Supervised injection facilities (SIFs) provide spaces where persons who inject drugs (PWID) can inject under medical supervision and access harm reductions services. Though SIFs are not formally established in the US, such facilities are being considered for approval in several New York State (NYS) communities. No data exists from PWID in NYS, and little from outside major US urban centers, on willingness to use SIFs and associated factors.

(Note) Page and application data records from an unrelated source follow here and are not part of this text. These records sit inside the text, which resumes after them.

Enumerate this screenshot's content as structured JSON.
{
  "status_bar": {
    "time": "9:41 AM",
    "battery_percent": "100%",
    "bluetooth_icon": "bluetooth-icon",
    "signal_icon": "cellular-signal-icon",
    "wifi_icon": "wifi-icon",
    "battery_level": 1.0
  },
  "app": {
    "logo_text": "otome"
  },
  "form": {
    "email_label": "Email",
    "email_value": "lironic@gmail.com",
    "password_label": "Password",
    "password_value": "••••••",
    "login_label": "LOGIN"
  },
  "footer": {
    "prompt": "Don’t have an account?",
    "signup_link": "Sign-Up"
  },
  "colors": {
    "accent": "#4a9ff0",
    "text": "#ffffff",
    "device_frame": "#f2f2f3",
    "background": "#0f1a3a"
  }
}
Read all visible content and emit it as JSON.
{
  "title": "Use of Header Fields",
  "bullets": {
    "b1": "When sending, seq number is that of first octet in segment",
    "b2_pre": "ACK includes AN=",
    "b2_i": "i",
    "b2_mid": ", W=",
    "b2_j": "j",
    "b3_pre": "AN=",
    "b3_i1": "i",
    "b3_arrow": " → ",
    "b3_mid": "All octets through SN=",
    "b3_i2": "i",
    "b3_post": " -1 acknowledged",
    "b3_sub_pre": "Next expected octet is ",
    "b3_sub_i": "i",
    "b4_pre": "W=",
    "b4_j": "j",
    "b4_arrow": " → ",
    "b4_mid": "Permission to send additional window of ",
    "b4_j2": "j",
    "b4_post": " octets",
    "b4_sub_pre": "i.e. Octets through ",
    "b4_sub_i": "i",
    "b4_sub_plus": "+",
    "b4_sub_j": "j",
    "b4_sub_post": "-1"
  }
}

This analysis included 285 PWID (mean age=38.7; 57.7% male; 72.3% non-Hispanic white) recruited for a study on hepatitis C prevalence among PWID in Upstate New York, where participants were recruited from syringe exchange programs (n=80) and able to refer other PWID from their injection networks (n=223). Participants completed an electronic questionnaire that included a brief description of SIFs and assessed willingness to use SIFs. We compared sociodemographic characteristics, drug use/harm reduction history, healthcare experience, and stigma between participants who were willing vs. unwilling to use such programs.
Overall, 67.4% were willing to use SIFs, 18.3% unwilling, and 14.4% unsure. Among those reporting being willing or unwilling, we found higher willingness among those who were currently homeless (91.8% vs. 74.6%; p=0.004), who had interacted with police in the past 12 months (85.7% vs. 74.5%; p=0.04), and who were refused service within a healthcare setting (100% vs. 77.1%; p=0.03).
Our results support SIF acceptability in several Upstate New York PWID communities, particularly among those reporting feelings of marginalization. A large proportion reported being unsure about usage of SIFs, suggesting room for educating PWID on the potential benefits of this service. Our results support SIF acceptability in NYS and may facilitate reaching PWID subgroups that are most marginalized, should SIFs become available.